[Work task]
Would you please give all the lines below again, exactly as they stand?

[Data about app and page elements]
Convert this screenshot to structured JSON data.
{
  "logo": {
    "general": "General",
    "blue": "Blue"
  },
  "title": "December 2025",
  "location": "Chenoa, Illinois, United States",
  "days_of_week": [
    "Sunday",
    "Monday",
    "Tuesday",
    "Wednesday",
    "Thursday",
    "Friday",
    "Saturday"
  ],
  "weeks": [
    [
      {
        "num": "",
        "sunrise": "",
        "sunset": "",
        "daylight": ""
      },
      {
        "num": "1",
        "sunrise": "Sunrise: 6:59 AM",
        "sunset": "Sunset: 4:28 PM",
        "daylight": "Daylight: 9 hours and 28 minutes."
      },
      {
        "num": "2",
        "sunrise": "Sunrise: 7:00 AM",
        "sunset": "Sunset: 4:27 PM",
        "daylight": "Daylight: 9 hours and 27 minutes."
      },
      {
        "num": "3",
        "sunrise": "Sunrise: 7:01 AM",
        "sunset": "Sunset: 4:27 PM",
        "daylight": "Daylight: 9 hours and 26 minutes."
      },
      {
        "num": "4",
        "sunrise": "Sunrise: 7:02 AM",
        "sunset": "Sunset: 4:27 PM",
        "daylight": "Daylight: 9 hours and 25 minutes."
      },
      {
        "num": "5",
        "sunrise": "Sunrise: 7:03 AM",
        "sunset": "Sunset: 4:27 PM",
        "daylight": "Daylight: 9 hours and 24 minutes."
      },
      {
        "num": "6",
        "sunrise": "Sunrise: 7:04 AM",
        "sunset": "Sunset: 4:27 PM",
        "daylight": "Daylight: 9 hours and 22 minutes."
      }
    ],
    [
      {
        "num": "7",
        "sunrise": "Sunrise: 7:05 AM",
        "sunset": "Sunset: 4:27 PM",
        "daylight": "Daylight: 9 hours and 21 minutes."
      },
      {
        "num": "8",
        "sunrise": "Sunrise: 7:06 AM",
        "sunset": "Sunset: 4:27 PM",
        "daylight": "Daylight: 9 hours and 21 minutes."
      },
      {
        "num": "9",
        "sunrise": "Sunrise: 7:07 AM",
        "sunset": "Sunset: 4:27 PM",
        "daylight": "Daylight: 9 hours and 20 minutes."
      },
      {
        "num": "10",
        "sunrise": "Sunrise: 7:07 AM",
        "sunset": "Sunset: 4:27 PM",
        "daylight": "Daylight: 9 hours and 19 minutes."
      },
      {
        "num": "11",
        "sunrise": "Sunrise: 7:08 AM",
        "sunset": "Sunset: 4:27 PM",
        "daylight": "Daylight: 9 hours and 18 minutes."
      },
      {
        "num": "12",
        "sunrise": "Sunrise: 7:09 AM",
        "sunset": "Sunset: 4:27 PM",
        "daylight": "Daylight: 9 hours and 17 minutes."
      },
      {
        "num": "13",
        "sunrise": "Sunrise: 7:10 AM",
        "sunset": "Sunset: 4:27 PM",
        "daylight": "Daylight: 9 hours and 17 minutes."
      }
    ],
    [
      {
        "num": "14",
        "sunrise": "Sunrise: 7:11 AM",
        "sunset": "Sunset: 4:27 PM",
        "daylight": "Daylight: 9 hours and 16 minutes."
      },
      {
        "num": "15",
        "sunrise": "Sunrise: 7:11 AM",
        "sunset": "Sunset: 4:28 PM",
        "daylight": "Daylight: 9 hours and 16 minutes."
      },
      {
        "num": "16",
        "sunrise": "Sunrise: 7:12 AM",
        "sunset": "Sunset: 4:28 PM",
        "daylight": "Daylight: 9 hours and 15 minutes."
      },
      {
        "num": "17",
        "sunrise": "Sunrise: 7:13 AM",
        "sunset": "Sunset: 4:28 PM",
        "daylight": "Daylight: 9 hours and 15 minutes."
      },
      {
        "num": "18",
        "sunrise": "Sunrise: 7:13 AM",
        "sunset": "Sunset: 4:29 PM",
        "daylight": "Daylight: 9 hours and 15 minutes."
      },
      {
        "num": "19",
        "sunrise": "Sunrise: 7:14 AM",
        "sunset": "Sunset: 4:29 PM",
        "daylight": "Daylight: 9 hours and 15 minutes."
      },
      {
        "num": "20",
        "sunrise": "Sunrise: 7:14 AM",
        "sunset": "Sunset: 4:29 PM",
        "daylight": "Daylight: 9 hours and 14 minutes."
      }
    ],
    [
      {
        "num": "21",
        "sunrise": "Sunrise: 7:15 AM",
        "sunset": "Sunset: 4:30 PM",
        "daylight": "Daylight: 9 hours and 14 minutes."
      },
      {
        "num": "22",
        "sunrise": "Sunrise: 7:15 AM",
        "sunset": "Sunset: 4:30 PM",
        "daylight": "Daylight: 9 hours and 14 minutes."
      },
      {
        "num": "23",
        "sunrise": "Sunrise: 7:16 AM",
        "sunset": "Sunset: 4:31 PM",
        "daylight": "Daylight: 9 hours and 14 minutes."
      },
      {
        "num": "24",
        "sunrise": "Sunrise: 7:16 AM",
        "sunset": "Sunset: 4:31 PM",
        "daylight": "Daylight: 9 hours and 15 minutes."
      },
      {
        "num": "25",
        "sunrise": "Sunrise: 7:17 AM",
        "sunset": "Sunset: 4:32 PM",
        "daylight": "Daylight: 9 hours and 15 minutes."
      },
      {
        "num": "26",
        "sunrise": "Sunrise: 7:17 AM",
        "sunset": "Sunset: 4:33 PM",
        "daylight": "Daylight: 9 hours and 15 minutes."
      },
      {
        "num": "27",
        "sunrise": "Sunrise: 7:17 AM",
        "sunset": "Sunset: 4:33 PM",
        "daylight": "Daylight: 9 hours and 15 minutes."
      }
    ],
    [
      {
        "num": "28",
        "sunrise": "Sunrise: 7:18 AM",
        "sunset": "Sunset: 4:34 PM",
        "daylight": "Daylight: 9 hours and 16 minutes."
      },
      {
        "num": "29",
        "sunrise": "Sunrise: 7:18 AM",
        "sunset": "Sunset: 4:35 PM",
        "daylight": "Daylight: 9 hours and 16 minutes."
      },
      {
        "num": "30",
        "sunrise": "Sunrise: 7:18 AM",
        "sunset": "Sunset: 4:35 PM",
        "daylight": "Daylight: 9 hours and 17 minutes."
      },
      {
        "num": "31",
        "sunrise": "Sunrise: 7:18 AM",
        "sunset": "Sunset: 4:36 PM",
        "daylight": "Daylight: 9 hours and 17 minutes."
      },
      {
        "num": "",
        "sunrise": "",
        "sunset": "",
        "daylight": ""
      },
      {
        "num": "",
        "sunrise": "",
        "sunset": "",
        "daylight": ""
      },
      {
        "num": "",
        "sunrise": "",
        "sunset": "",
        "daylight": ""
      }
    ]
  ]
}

[Solution to this task]
Convert this screenshot to structured JSON data.
{
  "logo": {
    "general": "General",
    "blue": "Blue"
  },
  "title": "December 2025",
  "location": "Chenoa, Illinois, United States",
  "days_of_week": [
    "Sunday",
    "Monday",
    "Tuesday",
    "Wednesday",
    "Thursday",
    "Friday",
    "Saturday"
  ],
  "weeks": [
    [
      {
        "num": "",
        "sunrise": "",
        "sunset": "",
        "daylight": ""
      },
      {
        "num": "1",
        "sunrise": "Sunrise: 6:59 AM",
        "sunset": "Sunset: 4:28 PM",
        "daylight": "Daylight: 9 hours and 28 minutes."
      },
      {
        "num": "2",
        "sunrise": "Sunrise: 7:00 AM",
        "sunset": "Sunset: 4:27 PM",
        "daylight": "Daylight: 9 hours and 27 minutes."
      },
      {
        "num": "3",
        "sunrise": "Sunrise: 7:01 AM",
        "sunset": "Sunset: 4:27 PM",
        "daylight": "Daylight: 9 hours and 26 minutes."
      },
      {
        "num": "4",
        "sunrise": "Sunrise: 7:02 AM",
        "sunset": "Sunset: 4:27 PM",
        "daylight": "Daylight: 9 hours and 25 minutes."
      },
      {
        "num": "5",
        "sunrise": "Sunrise: 7:03 AM",
        "sunset": "Sunset: 4:27 PM",
        "daylight": "Daylight: 9 hours and 24 minutes."
      },
      {
        "num": "6",
        "sunrise": "Sunrise: 7:04 AM",
        "sunset": "Sunset: 4:27 PM",
        "daylight": "Daylight: 9 hours and 22 minutes."
      }
    ],
    [
      {
        "num": "7",
        "sunrise": "Sunrise: 7:05 AM",
        "sunset": "Sunset: 4:27 PM",
        "daylight": "Daylight: 9 hours and 21 minutes."
      },
      {
        "num": "8",
        "sunrise": "Sunrise: 7:06 AM",
        "sunset": "Sunset: 4:27 PM",
        "daylight": "Daylight: 9 hours and 21 minutes."
      },
      {
        "num": "9",
        "sunrise": "Sunrise: 7:07 AM",
        "sunset": "Sunset: 4:27 PM",
        "daylight": "Daylight: 9 hours and 20 minutes."
      },
      {
        "num": "10",
        "sunrise": "Sunrise: 7:07 AM",
        "sunset": "Sunset: 4:27 PM",
        "daylight": "Daylight: 9 hours and 19 minutes."
      },
      {
        "num": "11",
        "sunrise": "Sunrise: 7:08 AM",
        "sunset": "Sunset: 4:27 PM",
        "daylight": "Daylight: 9 hours and 18 minutes."
      },
      {
        "num": "12",
        "sunrise": "Sunrise: 7:09 AM",
        "sunset": "Sunset: 4:27 PM",
        "daylight": "Daylight: 9 hours and 17 minutes."
      },
      {
        "num": "13",
        "sunrise": "Sunrise: 7:10 AM",
        "sunset": "Sunset: 4:27 PM",
        "daylight": "Daylight: 9 hours and 17 minutes."
      }
    ],
    [
      {
        "num": "14",
        "sunrise": "Sunrise: 7:11 AM",
        "sunset": "Sunset: 4:27 PM",
        "daylight": "Daylight: 9 hours and 16 minutes."
      },
      {
        "num": "15",
        "sunrise": "Sunrise: 7:11 AM",
        "sunset": "Sunset: 4:28 PM",
        "daylight": "Daylight: 9 hours and 16 minutes."
      },
      {
        "num": "16",
        "sunrise": "Sunrise: 7:12 AM",
        "sunset": "Sunset: 4:28 PM",
        "daylight": "Daylight: 9 hours and 15 minutes."
      },
      {
        "num": "17",
        "sunrise": "Sunrise: 7:13 AM",
        "sunset": "Sunset: 4:28 PM",
        "daylight": "Daylight: 9 hours and 15 minutes."
      },
      {
        "num": "18",
        "sunrise": "Sunrise: 7:13 AM",
        "sunset": "Sunset: 4:29 PM",
        "daylight": "Daylight: 9 hours and 15 minutes."
      },
      {
        "num": "19",
        "sunrise": "Sunrise: 7:14 AM",
        "sunset": "Sunset: 4:29 PM",
        "daylight": "Daylight: 9 hours and 15 minutes."
      },
      {
        "num": "20",
        "sunrise": "Sunrise: 7:14 AM",
        "sunset": "Sunset: 4:29 PM",
        "daylight": "Daylight: 9 hours and 14 minutes."
      }
    ],
    [
      {
        "num": "21",
        "sunrise": "Sunrise: 7:15 AM",
        "sunset": "Sunset: 4:30 PM",
        "daylight": "Daylight: 9 hours and 14 minutes."
      },
      {
        "num": "22",
        "sunrise": "Sunrise: 7:15 AM",
        "sunset": "Sunset: 4:30 PM",
        "daylight": "Daylight: 9 hours and 14 minutes."
      },
      {
        "num": "23",
        "sunrise": "Sunrise: 7:16 AM",
        "sunset": "Sunset: 4:31 PM",
        "daylight": "Daylight: 9 hours and 14 minutes."
      },
      {
        "num": "24",
        "sunrise": "Sunrise: 7:16 AM",
        "sunset": "Sunset: 4:31 PM",
        "daylight": "Daylight: 9 hours and 15 minutes."
      },
      {
        "num": "25",
        "sunrise": "Sunrise: 7:17 AM",
        "sunset": "Sunset: 4:32 PM",
        "daylight": "Daylight: 9 hours and 15 minutes."
      },
      {
        "num": "26",
        "sunrise": "Sunrise: 7:17 AM",
        "sunset": "Sunset: 4:33 PM",
        "daylight": "Daylight: 9 hours and 15 minutes."
      },
      {
        "num": "27",
        "sunrise": "Sunrise: 7:17 AM",
        "sunset": "Sunset: 4:33 PM",
        "daylight": "Daylight: 9 hours and 15 minutes."
      }
    ],
    [
      {
        "num": "28",
        "sunrise": "Sunrise: 7:18 AM",
        "sunset": "Sunset: 4:34 PM",
        "daylight": "Daylight: 9 hours and 16 minutes."
      },
      {
        "num": "29",
        "sunrise": "Sunrise: 7:18 AM",
        "sunset": "Sunset: 4:35 PM",
        "daylight": "Daylight: 9 hours and 16 minutes."
      },
      {
        "num": "30",
        "sunrise": "Sunrise: 7:18 AM",
        "sunset": "Sunset: 4:35 PM",
        "daylight": "Daylight: 9 hours and 17 minutes."
      },
      {
        "num": "31",
        "sunrise": "Sunrise: 7:18 AM",
        "sunset": "Sunset: 4:36 PM",
        "daylight": "Daylight: 9 hours and 17 minutes."
      },
      {
        "num": "",
        "sunrise": "",
        "sunset": "",
        "daylight": ""
      },
      {
        "num": "",
        "sunrise": "",
        "sunset": "",
        "daylight": ""
      },
      {
        "num": "",
        "sunrise": "",
        "sunset": "",
        "daylight": ""
      }
    ]
  ]
}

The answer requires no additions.